Zoella’s mega-seller represents the future of youth publishing, says the ES headline above David Sexton’s review of Girl Online:
It’s a moment. Apparently from nowhere, a Young Adult novel, Girl Online (Penguin, £12.99) by 24-year-old Zoe Sugg, aka Zoella, has shot to the top of the bestseller lists. It shifted 78,109 copies in its first week of publication, making it the fastest selling debut ever, outdoing J K Rowling, Dan Brown and E L James. It seems a cert to head the charts for Christmas.
It’s not from nowhere, though. Zoella already commands audiences other authors can only dream of. She’s the queen of vloggers, the role model of her generation. In her shows, made from her home in Brighton, she talks about clothes, make-up, relationships and her life — and receives substantial advertising revenue for product-placement, for she reaches young consumers on an astonishing scale.
She has 6.3 million subscribers on YouTube and more than 12 million views a month. On Instagram, she has 3.3 million followers and on Twitter (@ZozeeBo) 2.59 million. Taking into account the devotion she inspires in her girl fans the book sales don’t look so remarkable.
As for that sales record, it doesn’t tell us anything new about publishing, which has abjectly depended upon spin-off sales from other media for many years. What it tells us about is the dominance of new media over old-fashioned television for Zoella’s generation — they’re “like 70-30 YouTube”, she reckons. She should know. Clever girl.
This year, Vanity Fair partnered with Instagramin a single project. In a custom-built studio adjoining the Vanity Fair Oscar Party space, contributing photographer Mark Seliger shot

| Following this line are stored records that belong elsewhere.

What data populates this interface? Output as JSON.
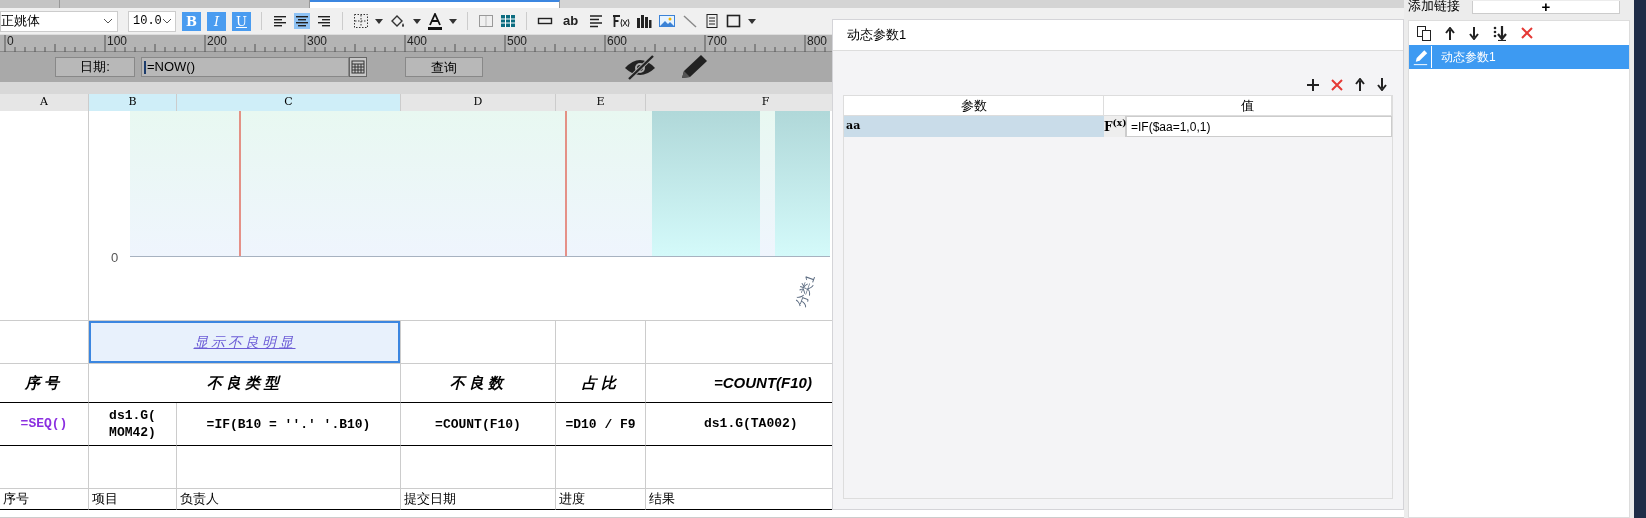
{
  "document_tabs": [
    {
      "selected": false
    },
    {
      "selected": false
    },
    {
      "selected": true
    }
  ],
  "toolbar": {
    "font": "正姚体",
    "size": "10.0",
    "format_buttons": [
      {
        "label": "B",
        "on": true
      },
      {
        "label": "I",
        "on": true
      },
      {
        "label": "U",
        "on": true
      }
    ],
    "align_buttons": [
      {
        "kind": "left",
        "selected": false
      },
      {
        "kind": "center",
        "selected": true
      },
      {
        "kind": "right",
        "selected": false
      }
    ],
    "text_tool": "ab"
  },
  "ruler": {
    "ticks": [
      "0",
      "100",
      "200",
      "300",
      "400",
      "500",
      "600",
      "700",
      "800"
    ]
  },
  "parameter_bar": {
    "label": "日期:",
    "value": "=NOW()",
    "button": "查询"
  },
  "sheet": {
    "columns": [
      {
        "label": "A",
        "selected": false
      },
      {
        "label": "B",
        "selected": true
      },
      {
        "label": "C",
        "selected": true
      },
      {
        "label": "D",
        "selected": false
      },
      {
        "label": "E",
        "selected": false
      },
      {
        "label": "F",
        "selected": false
      }
    ],
    "chart": {
      "y_tick": "0",
      "category": "分类1"
    },
    "rows": [
      {
        "cells": [
          {
            "kind": "plain",
            "selected": false
          },
          {
            "text": "显示不良明显",
            "kind": "link",
            "selected": true
          },
          {
            "kind": "merged"
          },
          {
            "kind": "plain",
            "selected": false
          },
          {
            "kind": "plain",
            "selected": false
          },
          {
            "kind": "plain",
            "selected": false
          }
        ]
      },
      {
        "cells": [
          {
            "text": "序号",
            "kind": "header",
            "selected": false
          },
          {
            "text": "不良类型",
            "kind": "header",
            "selected": false
          },
          {
            "kind": "merged"
          },
          {
            "text": "不良数",
            "kind": "header",
            "selected": false
          },
          {
            "text": "占比",
            "kind": "header",
            "selected": false
          },
          {
            "text": "=COUNT(F10)",
            "kind": "header-formula",
            "selected": false
          }
        ]
      },
      {
        "cells": [
          {
            "text": "=SEQ()",
            "kind": "sequence",
            "selected": false
          },
          {
            "text": "ds1.G(\nMOM42)",
            "kind": "formula",
            "selected": false
          },
          {
            "text": "=IF(B10 = ''.' '.B10)",
            "kind": "formula",
            "selected": false
          },
          {
            "text": "=COUNT(F10)",
            "kind": "formula",
            "selected": false
          },
          {
            "text": "=D10 / F9",
            "kind": "formula",
            "selected": false
          },
          {
            "text": "ds1.G(TA002)",
            "kind": "formula-right",
            "selected": false
          }
        ]
      },
      {
        "cells": [
          {
            "kind": "plain",
            "selected": false
          },
          {
            "kind": "plain",
            "selected": false
          },
          {
            "kind": "plain",
            "selected": false
          },
          {
            "kind": "plain",
            "selected": false
          },
          {
            "kind": "plain",
            "selected": false
          },
          {
            "kind": "plain",
            "selected": false
          }
        ]
      },
      {
        "cells": [
          {
            "text": "序号",
            "kind": "label",
            "selected": false
          },
          {
            "text": "项目",
            "kind": "label",
            "selected": false
          },
          {
            "text": "负责人",
            "kind": "label",
            "selected": false
          },
          {
            "text": "提交日期",
            "kind": "label",
            "selected": false
          },
          {
            "text": "进度",
            "kind": "label",
            "selected": false
          },
          {
            "text": "结果",
            "kind": "label",
            "selected": false
          }
        ]
      }
    ]
  },
  "dialog": {
    "title": "动态参数1",
    "columns": [
      "参数",
      "值"
    ],
    "rows": [
      {
        "name": "aa",
        "formula_button": "F$^{(x)}$",
        "value": "=IF($aa=1,0,1)",
        "selected": true
      }
    ]
  },
  "link_panel": {
    "label": "添加链接",
    "add_button": "+",
    "items": [
      {
        "label": "动态参数1",
        "selected": true
      }
    ]
  }
}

portraits of guests all night long.
“We’re aiming to capture a little of the glamour of Oscar night in a timeless yet modern and accessible way,” Seliger said about the project.
An Instagram adventure, co-written by the Macmillan Children’s book author Tom Hoyle, lets players navigate through the story with the chance to win an iPad Mini or a discount code through a partnership with Waterstones.com.
Macmillan Children’s Books has partnered with creative agency Ralph to create an Instagram adventure (to help promote the novel Thirteen) which launched today.
Creative director Chris Stack said the campaign was about reaching the book’s audience in the right place: We love the idea of people creating their own “Tagventures” and using Instagram not only as a photo-sharing network, but story-telling network too.”
Instagram users should follow @thirteenbook to participate.
In a move to drive deeper engagement, readers who follow the @thirteenbook Instagram account can ‘become’ the book’s protagonist and can choose their own ending by exploiting Instagram’s tagging function.
Amy Lines, marketing manager at Macmillan Children’s Books said: “Engaging teens in conversations around new books is not always easy. We know they are looking to the world of social media to provide them with pleasure and entertainment.
“We hope that by using Instagram in this innovative way, we will spark those conversations about Thirteen amongst peers in a way that is visually stimulating, gamiﬁed and shareable.”
A new Web app called Hi is being touted as “Instagram for writers.”
Conceived by Craig Mod, a writer, designer, and digital publishing entrepreneur based out of San Francisco, the “networked storytelling tool” is designed to share stories attached to specific geographic locations (referred to as “narrative mapping”).
A post starts out as a “Sketch,” which includes a photo, a geo-tag, and up to 20 words describing the moment or place. Each Sketch can then be further developed into an “Extended Moment,” allowing writers to write multiple drafts and longer stories, without the pressures of time or character limits.